At a recent screening at the Writer’s Guild Theatre in Beverly Hills, Harriet’s director and co-writer Kasi Lemmons addressed a question about Tubman’s real-life and cinematic feats by noting that at the very least she had prefect instincts. But her co-writer Gregory Allen Howard (Remember the Titans), who wrote the first draft of the script 25 years ago, decided early on to approach Tubman’s story not so much literally but as an action film…with a superhero.
Since Howard’s first draft screenplay, a plethora of historical records, including photographs and diaries, have been unearthed and several Tubman biographies have been written. These all verify Harriet’s seemingly superhuman abilities as an expert guide leading scores of slaves to freedom through the Underground Railroad as well as what she claimed to be a very specific and deep personal communication with God himself.
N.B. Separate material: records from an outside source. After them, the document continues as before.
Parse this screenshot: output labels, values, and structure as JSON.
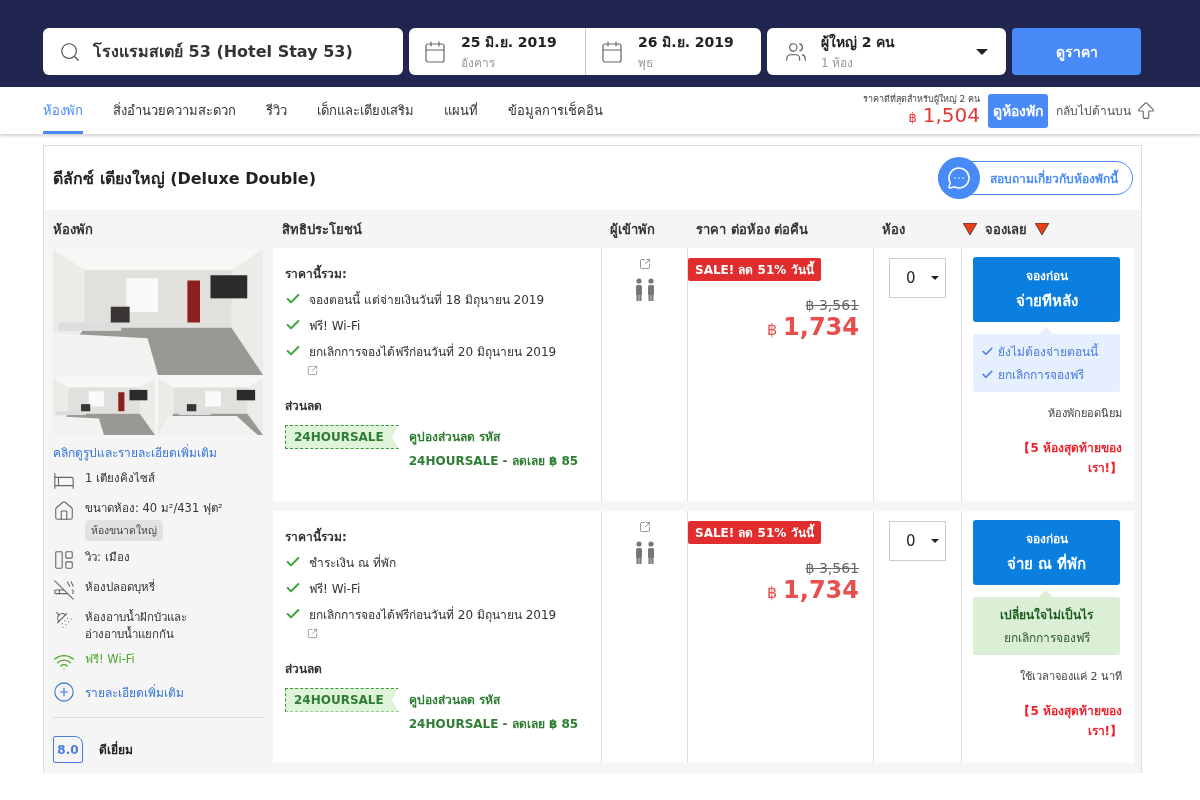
{
  "header": {
    "search": {
      "value": "โรงแรมสเตย์ 53 (Hotel Stay 53)"
    },
    "check_in": {
      "date": "25 มิ.ย. 2019",
      "day": "อังคาร"
    },
    "check_out": {
      "date": "26 มิ.ย. 2019",
      "day": "พุธ"
    },
    "guests": {
      "main": "ผู้ใหญ่ 2 คน",
      "sub": "1 ห้อง"
    },
    "search_button": "ดูราคา"
  },
  "nav": {
    "tabs": [
      {
        "label": "ห้องพัก",
        "selected": true
      },
      {
        "label": "สิ่งอำนวยความสะดวก",
        "selected": false
      },
      {
        "label": "รีวิว",
        "selected": false
      },
      {
        "label": "เด็กและเตียงเสริม",
        "selected": false
      },
      {
        "label": "แผนที่",
        "selected": false
      },
      {
        "label": "ข้อมูลการเช็คอิน",
        "selected": false
      }
    ],
    "best_price": {
      "caption": "ราคาดีที่สุดสำหรับผู้ใหญ่ 2 คน",
      "currency": "฿",
      "amount": "1,504"
    },
    "view_rooms_button": "ดูห้องพัก",
    "back_to_top": "กลับไปด้านบน"
  },
  "room": {
    "title": "ดีลักซ์ เตียงใหญ่ (Deluxe Double)",
    "ask_button": "สอบถามเกี่ยวกับห้องพักนี้",
    "columns": [
      {
        "label": "ห้องพัก",
        "flagged": false
      },
      {
        "label": "สิทธิประโยชน์",
        "flagged": false
      },
      {
        "label": "ผู้เข้าพัก",
        "flagged": false
      },
      {
        "label": "ราคา ต่อห้อง ต่อคืน",
        "flagged": false
      },
      {
        "label": "ห้อง",
        "flagged": false
      },
      {
        "label": "จองเลย",
        "flagged": true
      }
    ],
    "photo_link": "คลิกดูรูปและรายละเอียดเพิ่มเติม",
    "features": [
      {
        "kind": "bed",
        "text": "1 เตียงคิงไซส์"
      },
      {
        "kind": "size",
        "text": "ขนาดห้อง: 40 ม²/431 ฟุต²",
        "tag": "ห้องขนาดใหญ่"
      },
      {
        "kind": "view",
        "text": "วิว: เมือง"
      },
      {
        "kind": "no-smoking",
        "text": "ห้องปลอดบุหรี่"
      },
      {
        "kind": "bath",
        "text": "ห้องอาบน้ำฝักบัวและ อ่างอาบน้ำแยกกัน"
      },
      {
        "kind": "wifi",
        "text": "ฟรี! Wi-Fi"
      }
    ],
    "more_details": "รายละเอียดเพิ่มเติม",
    "rating": {
      "score": "8.0",
      "label": "ดีเยี่ยม"
    }
  },
  "offers": [
    {
      "includes_label": "ราคานี้รวม:",
      "benefits": [
        "จองตอนนี้ แต่จ่ายเงินวันที่ 18 มิถุนายน 2019",
        "ฟรี! Wi-Fi",
        "ยกเลิกการจองได้ฟรีก่อนวันที่ 20 มิถุนายน 2019"
      ],
      "discount_label": "ส่วนลด",
      "coupon": {
        "code": "24HOURSALE",
        "text": "คูปองส่วนลด รหัส 24HOURSALE - ลดเลย ฿ 85"
      },
      "sale_badge": "SALE! ลด 51% วันนี้",
      "old_price": "฿ 3,561",
      "currency": "฿",
      "price": "1,734",
      "quantity": "0",
      "book_button": [
        "จองก่อน",
        "จ่ายทีหลัง"
      ],
      "perks": {
        "kind": "checklist",
        "lines": [
          "ยังไม่ต้องจ่ายตอนนี้",
          "ยกเลิกการจองฟรี"
        ]
      },
      "note": "ห้องพักยอดนิยม",
      "scarcity": "【5 ห้องสุดท้ายของเรา!】"
    },
    {
      "includes_label": "ราคานี้รวม:",
      "benefits": [
        "ชำระเงิน ณ ที่พัก",
        "ฟรี! Wi-Fi",
        "ยกเลิกการจองได้ฟรีก่อนวันที่ 20 มิถุนายน 2019"
      ],
      "discount_label": "ส่วนลด",
      "coupon": {
        "code": "24HOURSALE",
        "text": "คูปองส่วนลด รหัส 24HOURSALE - ลดเลย ฿ 85"
      },
      "sale_badge": "SALE! ลด 51% วันนี้",
      "old_price": "฿ 3,561",
      "currency": "฿",
      "price": "1,734",
      "quantity": "0",
      "book_button": [
        "จองก่อน",
        "จ่าย ณ ที่พัก"
      ],
      "perks": {
        "kind": "message",
        "lines": [
          "เปลี่ยนใจไม่เป็นไร",
          "ยกเลิกการจองฟรี"
        ]
      },
      "note": "ใช้เวลาจองแค่ 2 นาที",
      "scarcity": "【5 ห้องสุดท้ายของเรา!】"
    }
  ]
}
Of course, like any great leaders in a particular field of endeavor, especially in the past, it is difficult to know exactly how they do it and why they are able to be so exceptionally successful when the odds, and reality, were and are so severely stacked against them.
Some of us even look at Trump and wonder that very same thing, even as his Wizard of Oz-ish curtain is currently being pulled back for all of us Dorothys to see in real time, if we choose to.
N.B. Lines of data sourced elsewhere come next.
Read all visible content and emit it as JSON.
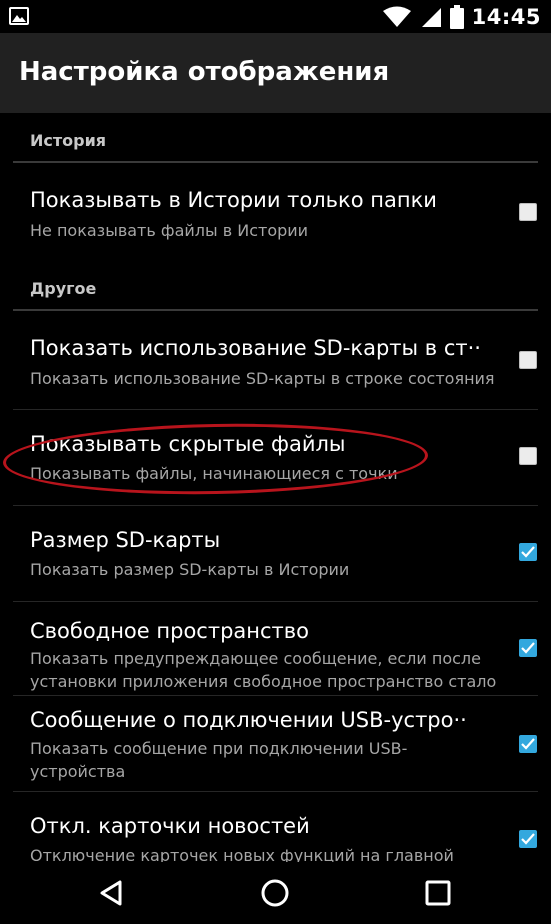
{
  "status_bar": {
    "time": "14:45",
    "icons": [
      "gallery-icon",
      "wifi-icon",
      "signal-icon",
      "battery-icon"
    ]
  },
  "app_bar": {
    "title": "Настройка отображения"
  },
  "categories": [
    {
      "label": "История",
      "items": [
        {
          "title": "Показывать в Истории только папки",
          "summary": "Не показывать файлы в Истории",
          "checked": false
        }
      ]
    },
    {
      "label": "Другое",
      "items": [
        {
          "title": "Показать использование SD-карты в ст··",
          "summary": "Показать использование SD-карты в строке состояния",
          "checked": false
        },
        {
          "title": "Показывать скрытые файлы",
          "summary": "Показывать файлы, начинающиеся с точки",
          "checked": false
        },
        {
          "title": "Размер SD-карты",
          "summary": "Показать размер SD-карты в Истории",
          "checked": true
        },
        {
          "title": "Свободное пространство",
          "summary": "Показать предупреждающее сообщение, если после установки приложения свободное пространство стало ниже минимального уровня",
          "checked": true
        },
        {
          "title": "Сообщение о подключении USB-устро··",
          "summary": "Показать сообщение при подключении USB-устройства",
          "checked": true
        },
        {
          "title": "Откл. карточки новостей",
          "summary": "Отключение карточек новых функций на главной",
          "checked": true
        }
      ]
    }
  ],
  "colors": {
    "accent": "#33a8de",
    "app_bar": "#212121",
    "background": "#000000",
    "highlight": "#b8141c"
  },
  "nav_bar": [
    "back-icon",
    "home-icon",
    "recents-icon"
  ]
}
But at the end of the day what’s important are results, be it a Trump, a Harriet Tubman or any particular major studio film beckoning for box-office receipts or at least a blaze of glory as its launched into the zeitgeist.
We know what Tubman achieved and what Trump did. Right now, and after just a few days, Harriet has so far managed to land the number two spot at the box-office nationally this weekend — no small achievement for a historical biopic. Yes, that’s no small feat but one suspects, like it’s namesake, its more impressive achievement will be a slow burn into the cultural conversation of who we are and where we are as a nation.
This might start with Cynthia Erivo’s riveting film debut and sure bet lead actress Oscar nomination for her lead performance, move towards the clear parallel of Civil War era 1% attitude to those carrying the torch for Trumpism today and then wander off into why the heck it took a century and a half of cinema for Hollywood to finally tell the real life Hollywood story of Harriet Tubman.
Of course, we all know why it took so long for Harriet to reach the big screen. As cowriter Howard so aptly put it, you needed Black Panther to blow the doors wide open.
Let’s just hope it doesn’t take as long for the superpowers exhibited by Ms. Tubman in Harriet to blow the doors of the Oval Office open and escort the likes of POTUS’ Trump and Jackson out for good.